Although lymphocyte-endothelial cell interactions represent a key step in controlling the recruitment of lymphocytes into gut-associated tissues, its dynamic process in microvessels of lymphold (peyer's patches and nonlymphoid (villus) regions of the small bowel remains poorly understood. We monitored the migration of fluorescence-labeled T lymphocytes into normal and lipopolysaccharide (lps)-inflamed rat intestinal microvessels using intravital microscopy. In Peyer's patches, T lymphocytes selectively adhered to postcapillary venules, although such selectivity was not observed in submucosal venules of villi. T lymphocytes exhibited rolling behavior followed by firm adhesion in microvessels of both the Peyer's patches and the villi, with both types of adhesive interaction being mediated by α4- integrins. The enhanced rolling and adherence of lymphocytes observed in Peyer's patches and submucosal venules of villi of Lps-treated rats were preceded by a reduction in shear rate and were mediaterl largely by α4- integrins and partly by β2-integrins. In capillaries of intestinal mucosa, lymphocyte adherence occurred without rolling and was independent of α4- integrins. Lps also significantly increased adherence of lymphocytes to villus capillaries, which was not mediated by either α4- or β2-integrin. These observations demonstrate significant heterogeneity of lymphocyte- endothelial cell interactions within different regions of the intestinal mucosa.

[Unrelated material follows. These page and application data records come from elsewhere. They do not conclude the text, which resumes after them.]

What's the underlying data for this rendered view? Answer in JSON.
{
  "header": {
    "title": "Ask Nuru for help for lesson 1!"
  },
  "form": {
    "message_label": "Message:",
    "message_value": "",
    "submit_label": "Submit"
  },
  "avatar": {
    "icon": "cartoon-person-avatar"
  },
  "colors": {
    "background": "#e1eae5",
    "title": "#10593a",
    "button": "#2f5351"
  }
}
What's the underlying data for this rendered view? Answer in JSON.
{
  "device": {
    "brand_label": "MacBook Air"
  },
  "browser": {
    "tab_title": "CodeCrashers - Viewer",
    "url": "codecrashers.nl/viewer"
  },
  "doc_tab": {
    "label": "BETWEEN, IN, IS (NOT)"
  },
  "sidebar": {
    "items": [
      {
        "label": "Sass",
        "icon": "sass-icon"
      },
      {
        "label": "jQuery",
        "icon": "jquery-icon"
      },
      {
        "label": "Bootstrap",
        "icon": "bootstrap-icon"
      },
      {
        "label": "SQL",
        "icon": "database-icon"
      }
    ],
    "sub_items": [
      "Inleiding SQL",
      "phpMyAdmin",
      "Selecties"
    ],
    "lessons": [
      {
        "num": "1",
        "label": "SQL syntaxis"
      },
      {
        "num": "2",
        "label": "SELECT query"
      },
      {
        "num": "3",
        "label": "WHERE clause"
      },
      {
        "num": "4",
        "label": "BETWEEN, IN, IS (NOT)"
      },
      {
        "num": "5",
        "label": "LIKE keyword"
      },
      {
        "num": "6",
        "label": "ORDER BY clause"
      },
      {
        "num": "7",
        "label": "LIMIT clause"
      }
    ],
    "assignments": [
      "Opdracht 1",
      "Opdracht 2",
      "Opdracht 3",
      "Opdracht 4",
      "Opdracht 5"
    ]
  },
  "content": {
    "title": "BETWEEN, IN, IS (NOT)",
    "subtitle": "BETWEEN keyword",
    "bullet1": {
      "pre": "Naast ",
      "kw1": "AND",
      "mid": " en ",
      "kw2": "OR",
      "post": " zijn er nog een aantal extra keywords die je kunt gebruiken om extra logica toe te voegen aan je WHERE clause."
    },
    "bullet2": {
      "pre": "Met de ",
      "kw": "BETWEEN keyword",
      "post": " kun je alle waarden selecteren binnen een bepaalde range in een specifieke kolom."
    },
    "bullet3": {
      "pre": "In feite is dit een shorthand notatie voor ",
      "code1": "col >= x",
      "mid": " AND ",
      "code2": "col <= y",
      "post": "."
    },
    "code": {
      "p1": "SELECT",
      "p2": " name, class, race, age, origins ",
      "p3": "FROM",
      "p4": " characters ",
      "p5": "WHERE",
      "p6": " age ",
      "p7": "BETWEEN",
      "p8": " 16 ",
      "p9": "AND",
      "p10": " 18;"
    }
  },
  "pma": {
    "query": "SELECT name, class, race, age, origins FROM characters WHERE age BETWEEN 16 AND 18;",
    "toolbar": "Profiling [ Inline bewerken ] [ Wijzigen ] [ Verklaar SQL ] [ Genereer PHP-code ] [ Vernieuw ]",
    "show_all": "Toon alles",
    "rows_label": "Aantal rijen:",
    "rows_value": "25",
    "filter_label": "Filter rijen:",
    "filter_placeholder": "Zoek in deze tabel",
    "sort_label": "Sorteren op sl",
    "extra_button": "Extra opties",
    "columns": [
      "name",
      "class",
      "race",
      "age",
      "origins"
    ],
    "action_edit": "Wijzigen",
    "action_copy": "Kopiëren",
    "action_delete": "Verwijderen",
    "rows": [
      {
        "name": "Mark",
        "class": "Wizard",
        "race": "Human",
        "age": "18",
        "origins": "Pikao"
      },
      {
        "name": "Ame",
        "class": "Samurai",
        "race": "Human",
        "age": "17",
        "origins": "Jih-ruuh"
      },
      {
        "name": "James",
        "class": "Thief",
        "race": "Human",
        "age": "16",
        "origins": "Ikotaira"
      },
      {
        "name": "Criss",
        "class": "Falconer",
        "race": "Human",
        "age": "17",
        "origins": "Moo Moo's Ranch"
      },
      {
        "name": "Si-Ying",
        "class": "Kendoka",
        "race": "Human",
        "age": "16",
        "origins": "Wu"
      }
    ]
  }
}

|Journal||American Journal of Physiology - Gastrointestinal and Liver Physiology|
|Issue number||2 34-2|
|Publication status||Published - 1996 Aug 1|

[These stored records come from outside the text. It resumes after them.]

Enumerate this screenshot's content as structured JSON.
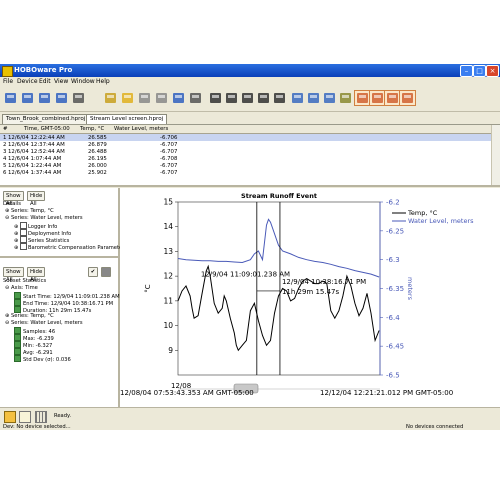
{
  "app": {
    "title": "HOBOware Pro"
  },
  "menu": [
    "File",
    "Device",
    "Edit",
    "View",
    "Window",
    "Help"
  ],
  "toolbar": {
    "icons": [
      "launch-icon",
      "readout-icon",
      "status-icon",
      "relaunch-icon",
      "device-dropdown-icon",
      "new-icon",
      "open-icon",
      "close-file-icon",
      "close-all-icon",
      "save-icon",
      "print-icon",
      "pointer-icon",
      "crosshair-icon",
      "pan-icon",
      "zoom-icon",
      "marker-icon",
      "zoom-in-icon",
      "zoom-out-icon",
      "zoom-reset-icon",
      "highlight-icon",
      "chart-options-icon",
      "chart-overlay-icon",
      "chart-series-icon",
      "chart-export-icon"
    ]
  },
  "tabs": [
    {
      "label": "Town_Brook_combined.hproj",
      "active": false
    },
    {
      "label": "Stream Level screen.hproj",
      "active": true
    }
  ],
  "table": {
    "headers": [
      "#",
      "Time, GMT-05:00",
      "Temp, °C",
      "Water Level, meters"
    ],
    "rows": [
      [
        "1",
        "12/6/04 12:22:44 AM",
        "26.585",
        "-6.706"
      ],
      [
        "2",
        "12/6/04 12:37:44 AM",
        "26.879",
        "-6.707"
      ],
      [
        "3",
        "12/6/04 12:52:44 AM",
        "26.488",
        "-6.707"
      ],
      [
        "4",
        "12/6/04 1:07:44 AM",
        "26.195",
        "-6.708"
      ],
      [
        "5",
        "12/6/04 1:22:44 AM",
        "26.000",
        "-6.707"
      ],
      [
        "6",
        "12/6/04 1:37:44 AM",
        "25.902",
        "-6.707"
      ]
    ]
  },
  "details": {
    "show_all": "Show All",
    "hide_all": "Hide All",
    "title": "Details",
    "items": [
      "Series: Temp, °C",
      "Series: Water Level, meters",
      "Logger Info",
      "Deployment Info",
      "Series Statistics",
      "Barometric Compensation Paramete"
    ]
  },
  "subset": {
    "show_all": "Show All",
    "hide_all": "Hide All",
    "title": "Subset Statistics",
    "axis_time": "Axis: Time",
    "start": "Start Time: 12/9/04 11:09:01.238 AM",
    "end": "End Time: 12/9/04 10:38:16.71 PM",
    "duration": "Duration: 11h 29m 15.47s",
    "series_temp": "Series: Temp, °C",
    "series_water": "Series: Water Level, meters",
    "samples": "Samples: 46",
    "max": "Max: -6.239",
    "min": "Min: -6.327",
    "avg": "Avg: -6.291",
    "std": "Std Dev (σ): 0.036"
  },
  "chart_data": {
    "type": "line",
    "title": "Stream Runoff Event",
    "ylabel_left": "°C",
    "ylabel_right": "meters",
    "y_left": {
      "min": 8,
      "max": 15,
      "ticks": [
        9,
        10,
        11,
        12,
        13,
        14,
        15
      ]
    },
    "y_right": {
      "min": -6.2,
      "max": -6.5,
      "ticks": [
        -6.2,
        -6.25,
        -6.3,
        -6.35,
        -6.4,
        -6.45,
        -6.5
      ],
      "tick_labels": [
        "-6.2",
        "-6.25",
        "-6.3",
        "-6.35",
        "-6.4",
        "-6.45",
        "-6.5"
      ]
    },
    "x_start_label": "12/08/04 07:53:43.353 AM GMT-05:00",
    "x_end_label": "12/12/04 12:21:21.012 PM GMT-05:00",
    "corner_label": "12/08",
    "x_range_hours": [
      0,
      100.46
    ],
    "series": [
      {
        "name": "Temp, °C",
        "axis": "left",
        "color": "#000000",
        "x": [
          0,
          2,
          4,
          6,
          7,
          8,
          10,
          12,
          14,
          15,
          16,
          18,
          20,
          22,
          23,
          24,
          26,
          28,
          29,
          30,
          32,
          34,
          36,
          38,
          40,
          42,
          44,
          46,
          48,
          50,
          52,
          54,
          56,
          58,
          60,
          62,
          64,
          66,
          68,
          70,
          72,
          74,
          76,
          78,
          80,
          82,
          84,
          86,
          88,
          90,
          92,
          94,
          96,
          98,
          100
        ],
        "y": [
          11.0,
          11.4,
          11.6,
          11.2,
          10.7,
          10.3,
          10.4,
          11.3,
          12.2,
          12.4,
          12.0,
          10.9,
          10.5,
          10.7,
          11.2,
          11.0,
          10.3,
          9.7,
          9.2,
          9.0,
          9.2,
          9.4,
          10.6,
          10.9,
          10.2,
          9.6,
          9.2,
          9.4,
          10.5,
          11.2,
          11.5,
          11.4,
          11.0,
          11.1,
          11.5,
          11.8,
          11.9,
          11.8,
          11.7,
          11.7,
          11.8,
          11.7,
          10.6,
          10.3,
          10.6,
          11.2,
          12.0,
          11.6,
          10.9,
          10.4,
          10.7,
          11.3,
          10.5,
          9.4,
          9.8
        ]
      },
      {
        "name": "Water Level, meters",
        "axis": "right",
        "color": "#4a5ab8",
        "x": [
          0,
          4,
          8,
          12,
          16,
          20,
          24,
          28,
          32,
          36,
          38,
          40,
          42,
          44,
          45,
          46,
          48,
          50,
          52,
          56,
          60,
          64,
          68,
          72,
          76,
          80,
          84,
          88,
          92,
          96,
          100
        ],
        "y": [
          -6.298,
          -6.3,
          -6.301,
          -6.302,
          -6.302,
          -6.303,
          -6.303,
          -6.304,
          -6.305,
          -6.3,
          -6.29,
          -6.285,
          -6.3,
          -6.24,
          -6.23,
          -6.235,
          -6.255,
          -6.275,
          -6.285,
          -6.29,
          -6.296,
          -6.3,
          -6.303,
          -6.305,
          -6.308,
          -6.312,
          -6.315,
          -6.319,
          -6.322,
          -6.325,
          -6.33
        ]
      }
    ],
    "annotations": {
      "cursor_1_hour": 39.2,
      "cursor_2_hour": 50.7,
      "label_1": "12/9/04 11:09:01.238 AM",
      "label_2": "12/9/04 10:38:16.71 PM",
      "span": "11h 29m 15.47s"
    },
    "legend": {
      "placement": "top-right",
      "items": [
        "Temp, °C",
        "Water Level, meters"
      ]
    },
    "grid": false
  },
  "status": {
    "ready": "Ready.",
    "device": "Dev: No device selected...",
    "connection": "No devices connected"
  },
  "colors": {
    "titlebar": "#0a3fb8",
    "selected_row": "#c8d4f0",
    "water_series": "#4a5ab8",
    "highlight_toolbar": "#d08040"
  }
}
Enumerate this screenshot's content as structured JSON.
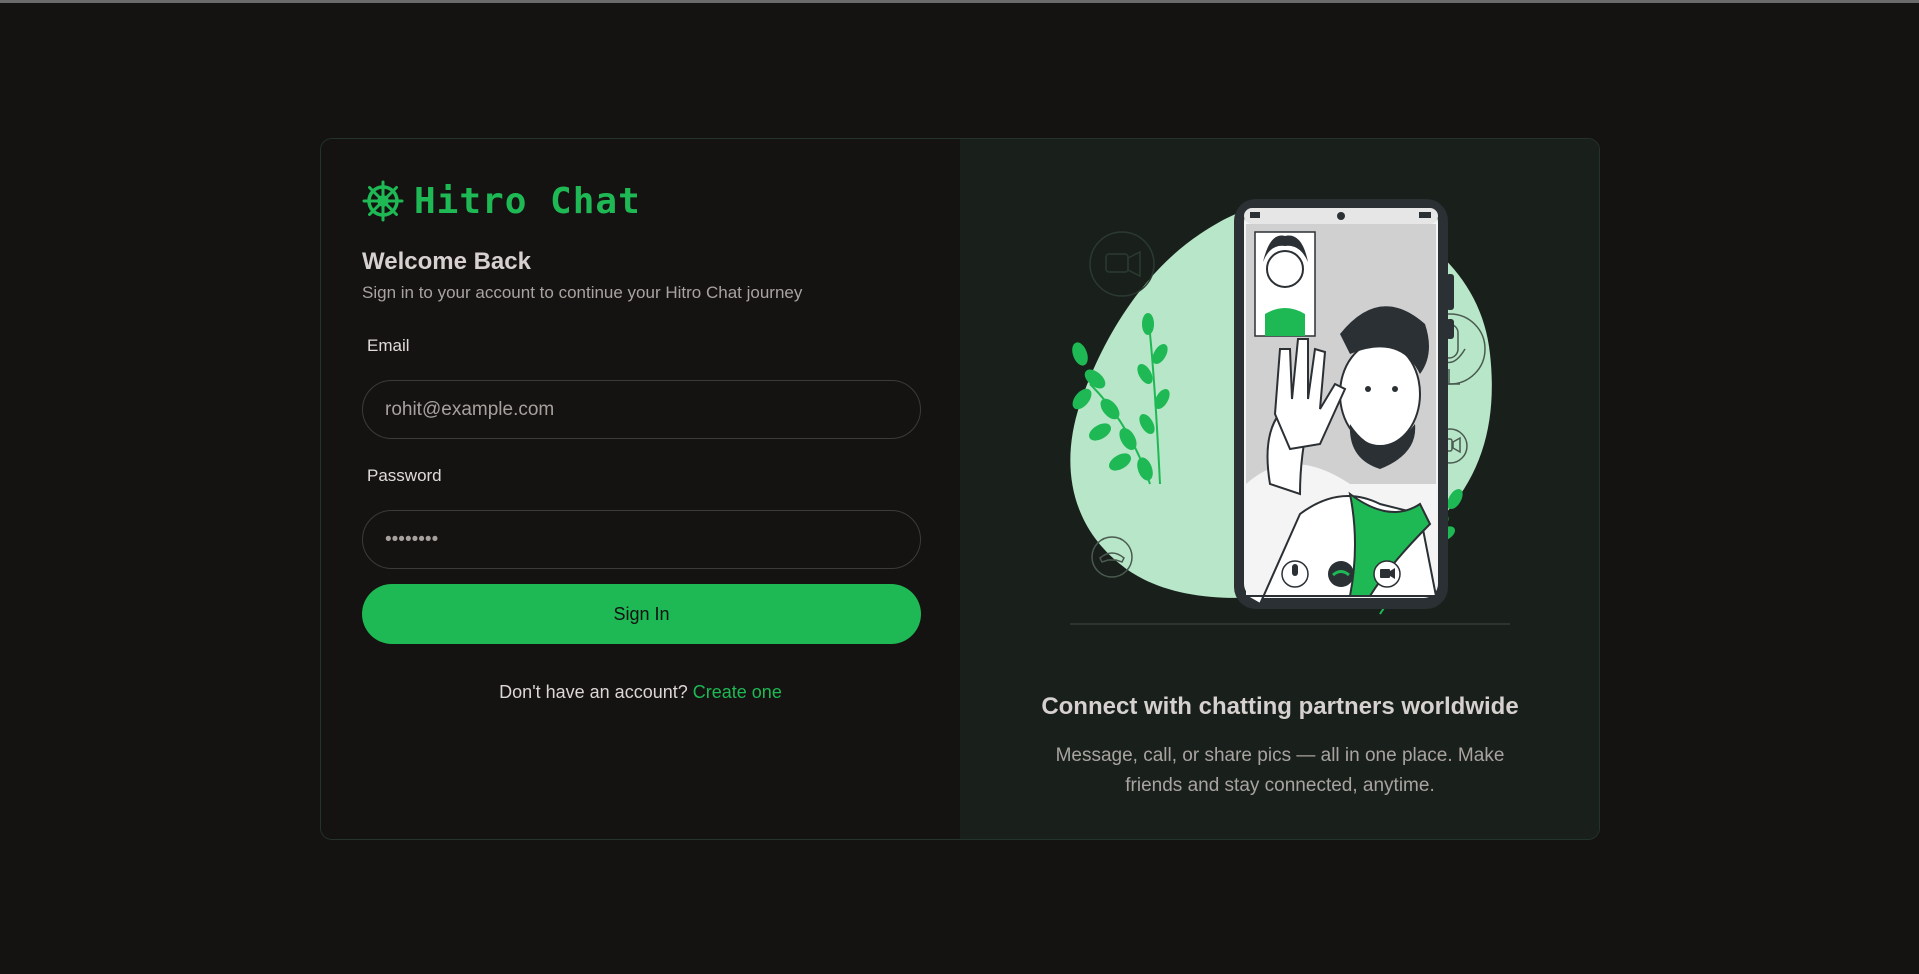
{
  "brand": {
    "name": "Hitro Chat",
    "icon": "dharma-wheel-icon",
    "color": "#1eb954"
  },
  "login": {
    "title": "Welcome Back",
    "subtitle": "Sign in to your account to continue your Hitro Chat journey",
    "email": {
      "label": "Email",
      "value": "rohit@example.com"
    },
    "password": {
      "label": "Password",
      "value": "••••••••"
    },
    "submit_label": "Sign In",
    "signup_prompt": "Don't have an account?",
    "signup_link": "Create one"
  },
  "promo": {
    "title": "Connect with chatting partners worldwide",
    "description": "Message, call, or share pics — all in one place. Make friends and stay connected, anytime."
  }
}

- lymphocyte adhesion
- lymphocyte rolling
ASJC Scopus subject areas
- Physiology (medical)